◆ **WHAT YOU ARE ASKED TO DO**
Filter the listing so that only lines with the word "heading" remain.
[EXERCISE DATA Boundary: Start]
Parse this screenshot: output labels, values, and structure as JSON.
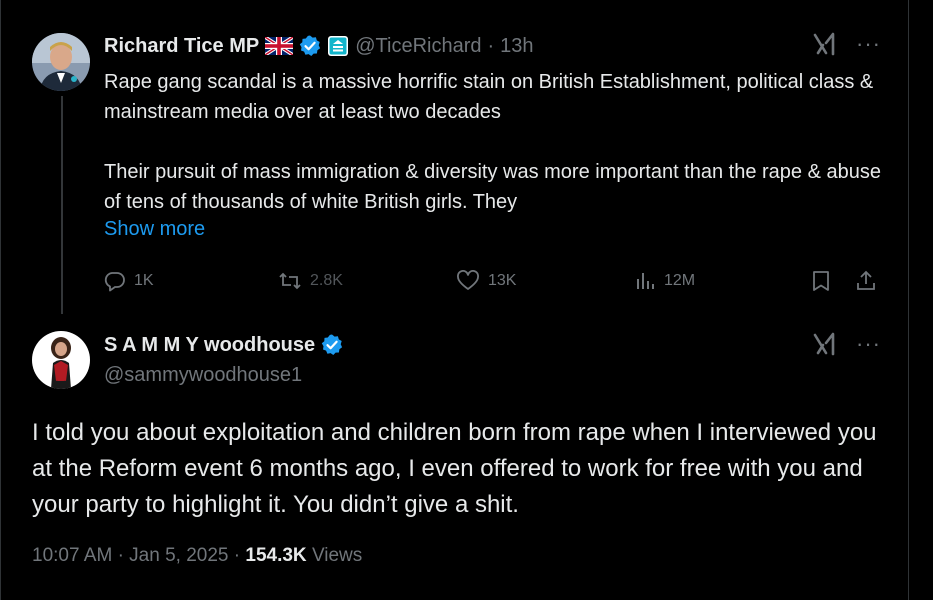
{
  "tweet1": {
    "display_name": "Richard Tice MP",
    "handle": "@TiceRichard",
    "time": "13h",
    "text_p1": "Rape gang scandal is a massive horrific stain on British Establishment, political class & mainstream media over at least two decades",
    "text_p2": "Their pursuit of mass immigration & diversity was more important than the rape & abuse of tens of thousands of white British girls. They",
    "show_more": "Show more",
    "replies": "1K",
    "reposts": "2.8K",
    "likes": "13K",
    "views": "12M",
    "icons": {
      "flag": "uk-flag-icon",
      "verified": "verified-badge-icon",
      "affiliate": "affiliate-badge-icon"
    }
  },
  "tweet2": {
    "display_name": "S A M M Y woodhouse",
    "handle": "@sammywoodhouse1",
    "text": "I told you about exploitation and children born from rape when I interviewed you at the Reform event 6 months ago, I even offered to work for free with you and your party to highlight it. You didn’t give a shit.",
    "time": "10:07 AM",
    "date": "Jan 5, 2025",
    "views_count": "154.3K",
    "views_label": "Views"
  },
  "separator": "·",
  "menu_glyph": "···",
  "colors": {
    "background": "#000000",
    "text": "#e7e9ea",
    "muted": "#71767b",
    "accent": "#1d9bf0"
  }
}
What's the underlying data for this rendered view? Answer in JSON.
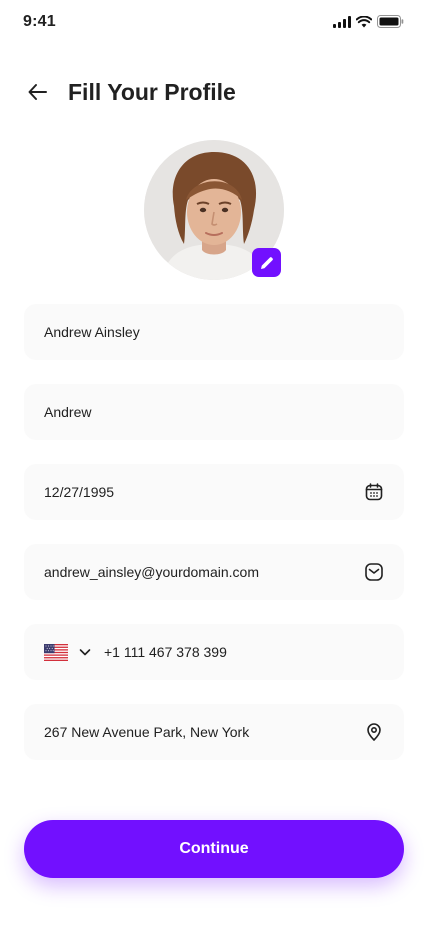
{
  "status_bar": {
    "time": "9:41"
  },
  "header": {
    "title": "Fill Your Profile"
  },
  "form": {
    "full_name": "Andrew Ainsley",
    "nickname": "Andrew",
    "date_of_birth": "12/27/1995",
    "email": "andrew_ainsley@yourdomain.com",
    "phone": "+1 111 467 378 399",
    "address": "267 New Avenue Park, New York"
  },
  "actions": {
    "continue_label": "Continue"
  },
  "icons": {
    "back": "arrow-left-icon",
    "edit": "pencil-icon",
    "calendar": "calendar-icon",
    "email": "mail-icon",
    "country_flag": "us-flag-icon",
    "dropdown": "chevron-down-icon",
    "location": "location-pin-icon"
  },
  "colors": {
    "primary": "#7210ff",
    "text": "#212121",
    "field_bg": "#fafafa"
  }
}
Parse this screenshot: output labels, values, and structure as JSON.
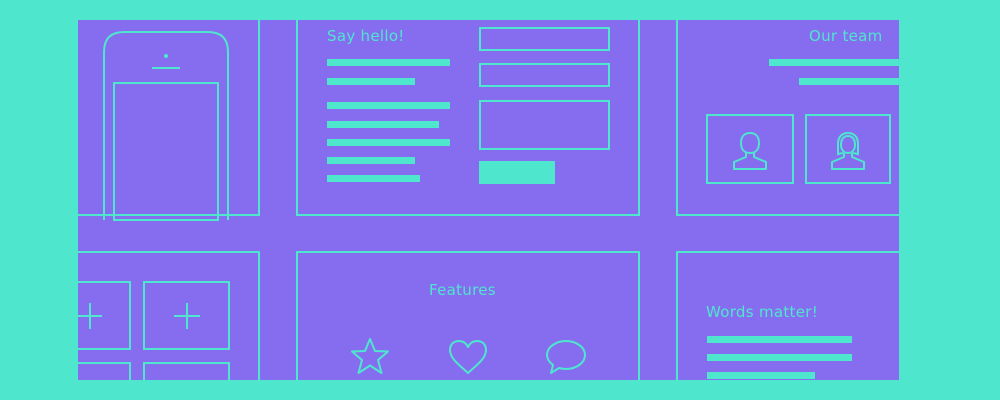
{
  "colors": {
    "background": "#4ee6cd",
    "canvas": "#866df0",
    "stroke": "#4ee6cd"
  },
  "contact_panel": {
    "heading": "Say hello!"
  },
  "team_panel": {
    "heading": "Our team",
    "avatars": [
      "male-user-icon",
      "female-user-icon"
    ]
  },
  "features_panel": {
    "heading": "Features",
    "icons": [
      "star-icon",
      "heart-icon",
      "speech-bubble-icon"
    ]
  },
  "words_panel": {
    "heading": "Words matter!"
  },
  "grid_panel": {
    "icons": [
      "plus-icon",
      "plus-icon"
    ]
  },
  "phone_panel": {
    "icon": "smartphone-icon"
  }
}
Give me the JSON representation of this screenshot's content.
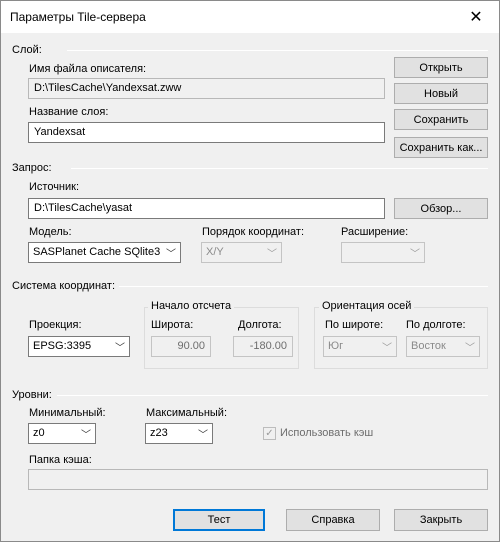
{
  "window": {
    "title": "Параметры Tile-сервера",
    "close_glyph": "✕"
  },
  "layer": {
    "section_label": "Слой:",
    "descriptor_label": "Имя файла описателя:",
    "descriptor_value": "D:\\TilesCache\\Yandexsat.zww",
    "name_label": "Название слоя:",
    "name_value": "Yandexsat",
    "open_button": "Открыть",
    "new_button": "Новый",
    "save_button": "Сохранить",
    "save_as_button": "Сохранить как..."
  },
  "request": {
    "section_label": "Запрос:",
    "source_label": "Источник:",
    "source_value": "D:\\TilesCache\\yasat",
    "browse_button": "Обзор...",
    "model_label": "Модель:",
    "model_value": "SASPlanet Cache SQlite3",
    "order_label": "Порядок координат:",
    "order_value": "X/Y",
    "extension_label": "Расширение:",
    "extension_value": ""
  },
  "coords": {
    "section_label": "Система координат:",
    "projection_label": "Проекция:",
    "projection_value": "EPSG:3395",
    "origin_group": "Начало отсчета",
    "lat_label": "Широта:",
    "lat_value": "90.00",
    "lon_label": "Долгота:",
    "lon_value": "-180.00",
    "axes_group": "Ориентация осей",
    "by_lat_label": "По широте:",
    "by_lat_value": "Юг",
    "by_lon_label": "По долготе:",
    "by_lon_value": "Восток"
  },
  "levels": {
    "section_label": "Уровни:",
    "min_label": "Минимальный:",
    "min_value": "z0",
    "max_label": "Максимальный:",
    "max_value": "z23",
    "use_cache_label": "Использовать кэш",
    "use_cache_checked": true,
    "cache_folder_label": "Папка кэша:",
    "cache_folder_value": ""
  },
  "footer": {
    "test_button": "Тест",
    "help_button": "Справка",
    "close_button": "Закрыть"
  },
  "icons": {
    "dropdown": "﹀",
    "check": "✓"
  },
  "colors": {
    "accent": "#0078d7",
    "dialog_bg": "#f0f0f0"
  }
}
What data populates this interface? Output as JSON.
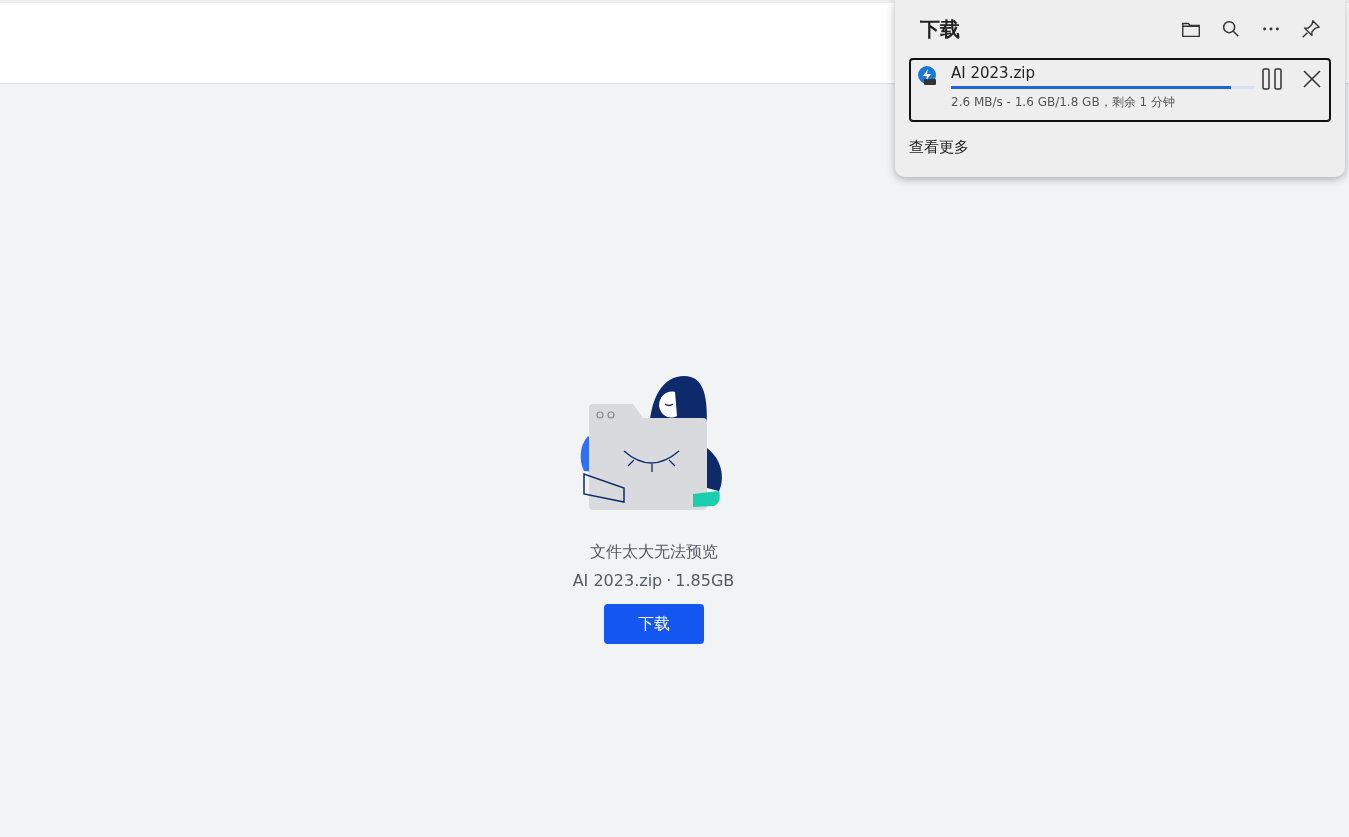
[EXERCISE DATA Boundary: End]
◆ **ANSWER BOX**
    "heading": "Say hello!"
    "heading": "Our team",
    "heading": "Features",
    "heading": "Words matter!"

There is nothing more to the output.